Technological innovation has the potential to transform financial services and products. With respect to payments, we welcome developments that could bring faster, cheaper, more convenient and reliable cross-border payments. While domestic payment systems in many countries have improved over the years, there remain inefficiencies, and cross-border payments in particular can still be slow, expensive and opaque, particularly for retail payments such as remittances, which can therefore hamper financial inclusion. Responsible innovations in payment services can address some of these shortcomings.
However, the report notes that stablecoins pose legal, regulatory and oversight challenges and risks related to: legal certainty; sound governance; money laundering, terrorist financing and other forms of illicit finance; safety, efficiency and integrity of payment systems; operational and cyber resilience; market integrity; data privacy, protection, and portability; consumer and investor protection; and tax compliance. Some of these risks are amplified and new risks might arise if adoption is global in nature when it comes to monetary policy, financial stability, and fair competition. They could also have implications for the international monetary system more generally, including currency substitution, and could therefore pose challenges to monetary sovereignty.

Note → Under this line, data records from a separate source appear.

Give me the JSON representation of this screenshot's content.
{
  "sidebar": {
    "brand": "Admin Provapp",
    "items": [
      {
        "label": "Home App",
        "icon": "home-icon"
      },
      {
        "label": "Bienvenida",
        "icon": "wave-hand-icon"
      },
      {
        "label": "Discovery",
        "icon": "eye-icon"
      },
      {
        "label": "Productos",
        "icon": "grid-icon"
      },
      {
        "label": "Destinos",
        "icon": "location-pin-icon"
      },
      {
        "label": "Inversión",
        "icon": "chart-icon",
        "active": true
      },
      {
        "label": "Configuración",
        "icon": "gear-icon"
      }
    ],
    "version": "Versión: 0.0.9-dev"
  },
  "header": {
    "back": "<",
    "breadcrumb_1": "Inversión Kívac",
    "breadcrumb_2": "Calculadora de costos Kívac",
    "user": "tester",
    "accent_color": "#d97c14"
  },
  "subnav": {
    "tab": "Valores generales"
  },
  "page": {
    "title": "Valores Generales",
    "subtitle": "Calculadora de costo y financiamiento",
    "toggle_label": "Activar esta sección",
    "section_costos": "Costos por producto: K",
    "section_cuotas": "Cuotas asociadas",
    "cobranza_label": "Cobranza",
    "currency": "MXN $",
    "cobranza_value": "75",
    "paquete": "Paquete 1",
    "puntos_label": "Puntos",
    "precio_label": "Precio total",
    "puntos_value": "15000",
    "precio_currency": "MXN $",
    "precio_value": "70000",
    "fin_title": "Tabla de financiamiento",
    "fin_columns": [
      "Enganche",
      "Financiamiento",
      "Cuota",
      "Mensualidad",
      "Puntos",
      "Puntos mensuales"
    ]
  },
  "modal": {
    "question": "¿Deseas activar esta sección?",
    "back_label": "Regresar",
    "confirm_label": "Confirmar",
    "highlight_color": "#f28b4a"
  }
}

We agree that no global stablecoin project should begin operation until the legal, regulatory and oversight challenges and risks are adequately addressed, through appropriate designs and by adhering to regulation that is clear and proportionate to the risks. Beyond regulation, the preservation of public prerogatives or core elements of monetary sovereignty will have to be taken into account.
We welcome G20 cooperation. In addition, on-going work at relevant standard setting bodies, especially the Financial Stability Board (FSB) and the Financial Action Task Force (FATF), will help sharpen our understanding of the existing and emerging risks from global stablecoins. We stress the importance to coordinate across jurisdictions globally including with emerging and developing economies. The G7 will lead by example to swiftly and effectively implement the FATF standards relating to new technologies, including as it relates to emerging stablecoins.
We call on governments, central banks, the Bank for International Settlements and standard setting bodies such as the Committee on Payments and Market Infrastructures (CPMI), along with relevant international organizations and in cooperation with private payments and technology providers, to continue to support efforts to improve cross border payments, promote financial inclusion, and improve coordination among authorities.
We also welcome ongoing cooperative work by central banks to assess central bank digital currencies (CBDCs).